* [What you should do]:
One number, and no other words, should make up the answer: how many lines of the listing contain the string "amazon".

----------

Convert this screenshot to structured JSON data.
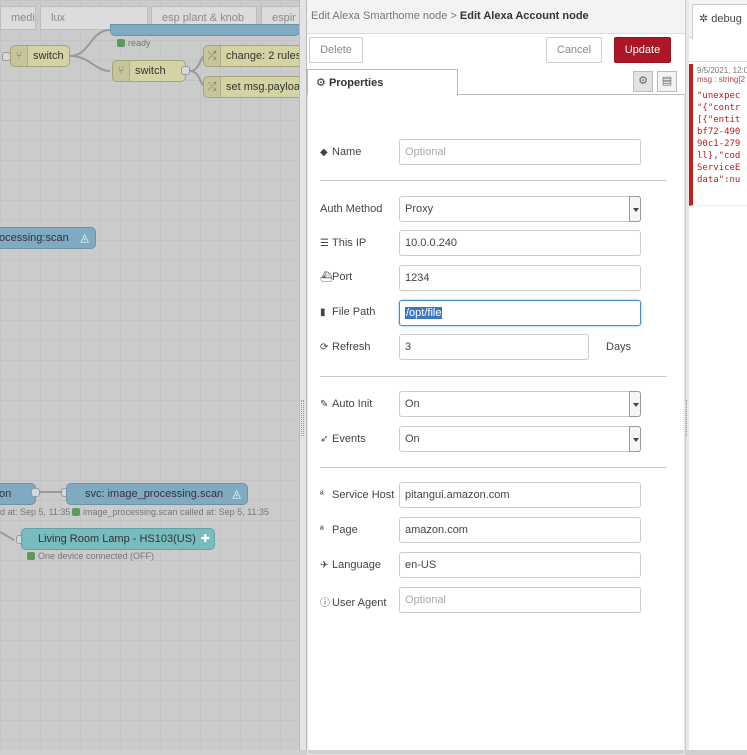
{
  "workspace": {
    "flow_tabs": [
      "media",
      "lux",
      "esp plant & knob",
      "espir"
    ],
    "nodes": {
      "switch1": "switch",
      "switch2": "switch",
      "change": "change: 2 rules",
      "set_msg": "set msg.payload",
      "processing_scan": "ocessing:scan",
      "on_node": "on",
      "svc_node": "svc: image_processing.scan",
      "lamp": "Living Room Lamp - HS103(US)"
    },
    "statuses": {
      "ready": "ready",
      "called_left": "d at: Sep 5, 11:35",
      "called_right": "image_processing.scan called at: Sep 5, 11:35",
      "lamp_status": "One device connected (OFF)"
    }
  },
  "tray": {
    "breadcrumb_parent": "Edit Alexa Smarthome node",
    "breadcrumb_sep": ">",
    "breadcrumb_current": "Edit Alexa Account node",
    "buttons": {
      "delete": "Delete",
      "cancel": "Cancel",
      "update": "Update"
    },
    "tab_properties": "Properties",
    "fields": {
      "name_label": "Name",
      "name_placeholder": "Optional",
      "auth_label": "Auth Method",
      "auth_value": "Proxy",
      "ip_label": "This IP",
      "ip_value": "10.0.0.240",
      "port_label": "Port",
      "port_value": "1234",
      "path_label": "File Path",
      "path_value": "/opt/file",
      "refresh_label": "Refresh",
      "refresh_value": "3",
      "refresh_unit": "Days",
      "autoinit_label": "Auto Init",
      "autoinit_value": "On",
      "events_label": "Events",
      "events_value": "On",
      "host_label": "Service Host",
      "host_value": "pitangui.amazon.com",
      "page_label": "Page",
      "page_value": "amazon.com",
      "lang_label": "Language",
      "lang_value": "en-US",
      "agent_label": "User Agent",
      "agent_placeholder": "Optional"
    }
  },
  "sidebar": {
    "tab_label": "debug",
    "message": {
      "time": "9/5/2021, 12:0",
      "type": "msg : string[2",
      "lines": [
        "\"unexpec",
        "\"{\"contr",
        "[{\"entit",
        "bf72-490",
        "90c1-279",
        "ll},\"cod",
        "ServiceE",
        "data\":nu"
      ]
    }
  },
  "colors": {
    "update_button": "#ad1625",
    "debug_error": "#c02020",
    "selection": "#3b78c4"
  }
}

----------

* [Your response]:
2